If I’m filing a sexual harrassment on my former employer, a major financial institution, should I be meeting them without a lawyer there with me?

They said that they will not speak with any lawyers or representative, only me. Why is that? What should I do?

Asked on February 29, 2016 under Employment Labor Law, Texas


SJZ, Member, New York Bar / FreeAdvice Contributing Attorney

Answered 4 years ago | Contributor

They have the right to refuse to speak to anyone they choose, unless and until there is a legal complaint against them and the government agency (e.g. the EEOC) uses legal process to compel them to speak to someone else (like the government investigator), or unless there is a lawsuit and, again, legal process is used to force them to speak to another (such as your attorney). What you should do is file the complaint and in the meantime, do *not* speak with or say anything to them--anything you inadvertantly say which is bad for your case can be sued against you. So file the complaint and let the investigator or lawyer take over.

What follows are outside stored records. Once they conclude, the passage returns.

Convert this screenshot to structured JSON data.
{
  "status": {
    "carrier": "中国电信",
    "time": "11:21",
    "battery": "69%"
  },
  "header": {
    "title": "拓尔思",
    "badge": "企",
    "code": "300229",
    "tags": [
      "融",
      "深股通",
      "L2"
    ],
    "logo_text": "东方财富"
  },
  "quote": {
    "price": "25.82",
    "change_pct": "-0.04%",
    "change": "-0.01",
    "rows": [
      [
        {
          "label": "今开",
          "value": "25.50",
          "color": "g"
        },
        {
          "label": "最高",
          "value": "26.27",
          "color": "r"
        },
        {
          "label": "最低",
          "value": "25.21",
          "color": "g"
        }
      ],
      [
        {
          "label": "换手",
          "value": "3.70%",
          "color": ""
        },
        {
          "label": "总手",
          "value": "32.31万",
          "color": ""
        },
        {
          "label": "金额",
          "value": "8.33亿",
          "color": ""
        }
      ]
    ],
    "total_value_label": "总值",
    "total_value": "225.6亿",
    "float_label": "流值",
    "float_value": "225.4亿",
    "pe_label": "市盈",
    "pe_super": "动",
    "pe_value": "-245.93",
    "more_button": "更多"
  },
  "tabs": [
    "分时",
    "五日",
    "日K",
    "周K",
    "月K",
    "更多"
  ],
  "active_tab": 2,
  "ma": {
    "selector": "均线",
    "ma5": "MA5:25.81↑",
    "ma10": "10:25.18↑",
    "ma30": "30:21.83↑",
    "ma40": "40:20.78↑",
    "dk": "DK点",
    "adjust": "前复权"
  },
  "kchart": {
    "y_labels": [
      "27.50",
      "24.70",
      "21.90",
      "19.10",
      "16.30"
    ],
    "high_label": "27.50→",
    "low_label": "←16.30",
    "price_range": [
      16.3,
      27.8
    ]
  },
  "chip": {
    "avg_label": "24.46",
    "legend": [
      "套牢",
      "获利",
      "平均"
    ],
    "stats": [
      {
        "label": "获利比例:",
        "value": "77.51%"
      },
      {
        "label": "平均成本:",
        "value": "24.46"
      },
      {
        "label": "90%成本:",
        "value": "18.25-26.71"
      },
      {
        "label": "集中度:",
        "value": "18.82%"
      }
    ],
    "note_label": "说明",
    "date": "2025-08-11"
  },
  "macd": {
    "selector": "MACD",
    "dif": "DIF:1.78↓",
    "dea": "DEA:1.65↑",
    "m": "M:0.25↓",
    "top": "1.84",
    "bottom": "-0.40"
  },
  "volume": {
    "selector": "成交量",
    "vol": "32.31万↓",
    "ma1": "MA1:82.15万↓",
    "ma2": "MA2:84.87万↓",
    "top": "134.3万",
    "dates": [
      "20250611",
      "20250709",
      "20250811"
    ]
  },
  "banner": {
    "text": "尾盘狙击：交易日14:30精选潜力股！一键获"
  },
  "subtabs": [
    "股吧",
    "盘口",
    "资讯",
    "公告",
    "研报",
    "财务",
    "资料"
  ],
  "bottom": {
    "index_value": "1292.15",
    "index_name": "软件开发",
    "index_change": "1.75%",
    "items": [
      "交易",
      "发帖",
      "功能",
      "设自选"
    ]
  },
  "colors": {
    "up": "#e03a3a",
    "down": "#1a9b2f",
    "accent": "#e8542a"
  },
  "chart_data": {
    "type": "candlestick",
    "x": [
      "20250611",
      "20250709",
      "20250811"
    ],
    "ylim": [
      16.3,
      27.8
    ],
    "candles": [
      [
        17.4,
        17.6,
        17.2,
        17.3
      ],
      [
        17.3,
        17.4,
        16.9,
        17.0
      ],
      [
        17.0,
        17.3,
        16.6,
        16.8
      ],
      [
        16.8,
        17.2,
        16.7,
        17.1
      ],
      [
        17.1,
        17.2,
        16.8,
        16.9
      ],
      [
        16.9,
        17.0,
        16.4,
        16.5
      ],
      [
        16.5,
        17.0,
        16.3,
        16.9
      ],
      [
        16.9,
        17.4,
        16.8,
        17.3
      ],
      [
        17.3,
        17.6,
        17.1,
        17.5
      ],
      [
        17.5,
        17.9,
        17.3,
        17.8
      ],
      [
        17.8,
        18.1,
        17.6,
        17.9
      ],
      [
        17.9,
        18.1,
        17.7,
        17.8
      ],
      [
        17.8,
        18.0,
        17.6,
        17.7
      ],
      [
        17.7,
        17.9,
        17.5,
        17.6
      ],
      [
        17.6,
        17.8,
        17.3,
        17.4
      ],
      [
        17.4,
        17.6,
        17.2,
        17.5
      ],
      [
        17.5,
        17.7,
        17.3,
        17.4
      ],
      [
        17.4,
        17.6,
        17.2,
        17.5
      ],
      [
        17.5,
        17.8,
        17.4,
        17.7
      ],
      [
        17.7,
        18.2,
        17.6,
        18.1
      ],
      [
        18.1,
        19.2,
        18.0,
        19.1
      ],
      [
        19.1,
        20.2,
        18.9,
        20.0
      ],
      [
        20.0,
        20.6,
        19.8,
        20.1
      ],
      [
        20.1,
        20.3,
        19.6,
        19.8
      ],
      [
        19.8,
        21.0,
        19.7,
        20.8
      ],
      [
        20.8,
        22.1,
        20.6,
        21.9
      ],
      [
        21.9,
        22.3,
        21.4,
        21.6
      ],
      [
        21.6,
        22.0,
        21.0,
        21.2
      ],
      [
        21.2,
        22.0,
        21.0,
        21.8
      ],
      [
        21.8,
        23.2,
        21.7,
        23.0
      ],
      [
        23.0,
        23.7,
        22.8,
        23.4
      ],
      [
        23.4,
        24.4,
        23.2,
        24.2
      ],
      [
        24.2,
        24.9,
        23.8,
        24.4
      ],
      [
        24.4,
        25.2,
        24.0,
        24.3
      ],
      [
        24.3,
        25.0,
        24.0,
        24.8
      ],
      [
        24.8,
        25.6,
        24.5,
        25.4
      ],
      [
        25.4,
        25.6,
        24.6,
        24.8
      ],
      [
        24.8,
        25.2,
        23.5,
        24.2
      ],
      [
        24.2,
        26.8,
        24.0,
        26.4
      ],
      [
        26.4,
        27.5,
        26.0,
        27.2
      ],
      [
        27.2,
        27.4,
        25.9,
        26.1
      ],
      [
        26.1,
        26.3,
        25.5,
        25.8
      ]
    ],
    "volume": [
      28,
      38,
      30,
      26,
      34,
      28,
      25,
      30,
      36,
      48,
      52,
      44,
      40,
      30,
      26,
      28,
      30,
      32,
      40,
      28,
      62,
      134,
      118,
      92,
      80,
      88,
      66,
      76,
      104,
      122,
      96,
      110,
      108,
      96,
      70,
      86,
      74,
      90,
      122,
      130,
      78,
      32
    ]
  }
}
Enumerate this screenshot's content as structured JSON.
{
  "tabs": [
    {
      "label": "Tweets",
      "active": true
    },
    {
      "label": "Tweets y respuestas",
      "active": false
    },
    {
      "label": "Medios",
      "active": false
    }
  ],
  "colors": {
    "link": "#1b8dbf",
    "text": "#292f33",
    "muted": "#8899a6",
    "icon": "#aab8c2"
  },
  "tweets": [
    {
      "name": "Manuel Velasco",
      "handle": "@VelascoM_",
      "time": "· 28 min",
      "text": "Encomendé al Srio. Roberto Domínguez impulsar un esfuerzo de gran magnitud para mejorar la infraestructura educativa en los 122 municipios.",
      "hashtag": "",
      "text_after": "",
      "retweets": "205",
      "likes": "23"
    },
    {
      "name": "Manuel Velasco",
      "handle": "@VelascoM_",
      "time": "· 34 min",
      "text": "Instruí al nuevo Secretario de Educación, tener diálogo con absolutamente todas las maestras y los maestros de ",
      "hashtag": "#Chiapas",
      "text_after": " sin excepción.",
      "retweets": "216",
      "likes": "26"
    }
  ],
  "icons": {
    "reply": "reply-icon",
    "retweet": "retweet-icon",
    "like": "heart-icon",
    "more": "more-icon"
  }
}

IMPORTANT NOTICE: The Answer(s) provided above are for general information only. The attorney providing the answer was not serving as the attorney for the person submitting the question or in any attorney-client relationship with such person. Laws may vary from state to state, and sometimes change. Tiny variations in the facts, or a fact not set forth in a question, often can change a legal outcome or an attorney's conclusion. Although AttorneyPages.com has verified the attorney was admitted to practice law in at least one jurisdiction, he or she may not be authorized to practice law in the jurisdiction referred to in the question, nor is he or she necessarily experienced in the area of the law involved. Unlike the information in the Answer(s) above, upon which you should NOT rely, for personal advice you can rely upon we suggest you retain an attorney to represent you.